::: Data extracts :::
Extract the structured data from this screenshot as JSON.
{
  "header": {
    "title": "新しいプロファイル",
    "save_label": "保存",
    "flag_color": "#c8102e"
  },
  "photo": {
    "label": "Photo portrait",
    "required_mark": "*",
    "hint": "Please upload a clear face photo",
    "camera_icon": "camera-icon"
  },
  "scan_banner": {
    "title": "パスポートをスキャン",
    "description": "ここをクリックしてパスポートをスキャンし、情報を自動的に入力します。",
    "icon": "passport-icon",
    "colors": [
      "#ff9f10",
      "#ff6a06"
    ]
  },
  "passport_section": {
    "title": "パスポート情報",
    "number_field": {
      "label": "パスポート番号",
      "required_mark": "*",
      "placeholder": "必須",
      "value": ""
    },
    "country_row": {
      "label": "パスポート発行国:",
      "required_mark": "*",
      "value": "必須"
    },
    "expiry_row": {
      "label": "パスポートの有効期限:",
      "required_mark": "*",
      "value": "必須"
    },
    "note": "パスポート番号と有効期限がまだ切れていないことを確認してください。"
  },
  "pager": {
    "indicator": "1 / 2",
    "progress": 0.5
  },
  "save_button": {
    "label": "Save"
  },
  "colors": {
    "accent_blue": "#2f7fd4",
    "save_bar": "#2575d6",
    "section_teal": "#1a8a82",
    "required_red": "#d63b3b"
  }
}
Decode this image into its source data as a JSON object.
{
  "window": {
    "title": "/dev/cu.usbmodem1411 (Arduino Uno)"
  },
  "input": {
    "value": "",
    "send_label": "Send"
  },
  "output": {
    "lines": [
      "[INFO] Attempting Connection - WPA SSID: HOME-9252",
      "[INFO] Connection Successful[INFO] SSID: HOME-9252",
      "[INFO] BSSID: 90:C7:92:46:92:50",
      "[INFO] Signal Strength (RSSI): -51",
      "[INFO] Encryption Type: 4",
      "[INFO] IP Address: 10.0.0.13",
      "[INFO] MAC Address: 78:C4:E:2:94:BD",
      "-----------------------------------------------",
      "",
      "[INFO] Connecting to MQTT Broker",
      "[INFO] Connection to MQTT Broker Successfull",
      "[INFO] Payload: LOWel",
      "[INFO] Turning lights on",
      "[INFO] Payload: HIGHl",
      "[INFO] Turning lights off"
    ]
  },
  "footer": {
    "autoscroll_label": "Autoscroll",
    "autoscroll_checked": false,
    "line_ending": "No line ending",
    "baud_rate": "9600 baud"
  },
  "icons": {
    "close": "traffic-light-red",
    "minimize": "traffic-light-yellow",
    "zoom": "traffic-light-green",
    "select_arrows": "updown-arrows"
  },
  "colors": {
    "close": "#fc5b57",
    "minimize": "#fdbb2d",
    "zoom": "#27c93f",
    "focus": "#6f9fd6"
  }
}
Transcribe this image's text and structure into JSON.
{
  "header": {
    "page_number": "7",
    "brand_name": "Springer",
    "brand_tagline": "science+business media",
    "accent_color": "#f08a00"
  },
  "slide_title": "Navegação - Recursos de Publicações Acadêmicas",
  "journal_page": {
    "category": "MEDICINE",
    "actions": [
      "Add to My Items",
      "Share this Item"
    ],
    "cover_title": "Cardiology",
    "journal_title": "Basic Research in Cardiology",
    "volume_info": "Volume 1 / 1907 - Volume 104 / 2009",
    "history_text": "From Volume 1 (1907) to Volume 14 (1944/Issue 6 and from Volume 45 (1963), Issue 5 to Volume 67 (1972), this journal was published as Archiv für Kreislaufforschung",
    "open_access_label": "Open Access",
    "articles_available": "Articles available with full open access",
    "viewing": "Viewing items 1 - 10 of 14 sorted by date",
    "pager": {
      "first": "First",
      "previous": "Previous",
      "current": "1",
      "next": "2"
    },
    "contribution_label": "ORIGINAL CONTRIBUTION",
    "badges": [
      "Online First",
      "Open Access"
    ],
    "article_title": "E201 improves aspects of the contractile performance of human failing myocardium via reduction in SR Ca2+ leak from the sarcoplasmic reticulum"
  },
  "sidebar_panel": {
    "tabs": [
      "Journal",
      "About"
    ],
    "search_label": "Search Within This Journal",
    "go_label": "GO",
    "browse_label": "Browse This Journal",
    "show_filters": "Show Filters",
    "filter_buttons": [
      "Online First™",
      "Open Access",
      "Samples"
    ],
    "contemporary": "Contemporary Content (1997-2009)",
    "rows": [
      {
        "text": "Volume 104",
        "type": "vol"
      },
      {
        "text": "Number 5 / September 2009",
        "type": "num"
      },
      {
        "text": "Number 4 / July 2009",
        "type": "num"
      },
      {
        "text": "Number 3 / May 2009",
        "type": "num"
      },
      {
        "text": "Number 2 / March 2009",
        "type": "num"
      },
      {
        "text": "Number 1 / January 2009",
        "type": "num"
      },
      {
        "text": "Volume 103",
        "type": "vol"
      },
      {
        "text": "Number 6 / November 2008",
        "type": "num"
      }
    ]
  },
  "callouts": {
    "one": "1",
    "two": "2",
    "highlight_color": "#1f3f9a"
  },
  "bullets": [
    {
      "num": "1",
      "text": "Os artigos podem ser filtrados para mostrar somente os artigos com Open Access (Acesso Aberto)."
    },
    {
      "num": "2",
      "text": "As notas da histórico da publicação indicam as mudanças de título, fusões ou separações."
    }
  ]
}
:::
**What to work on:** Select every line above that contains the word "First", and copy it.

**Solution to the exercise:**
      "first": "First",
      "Online First",
      "Online First™",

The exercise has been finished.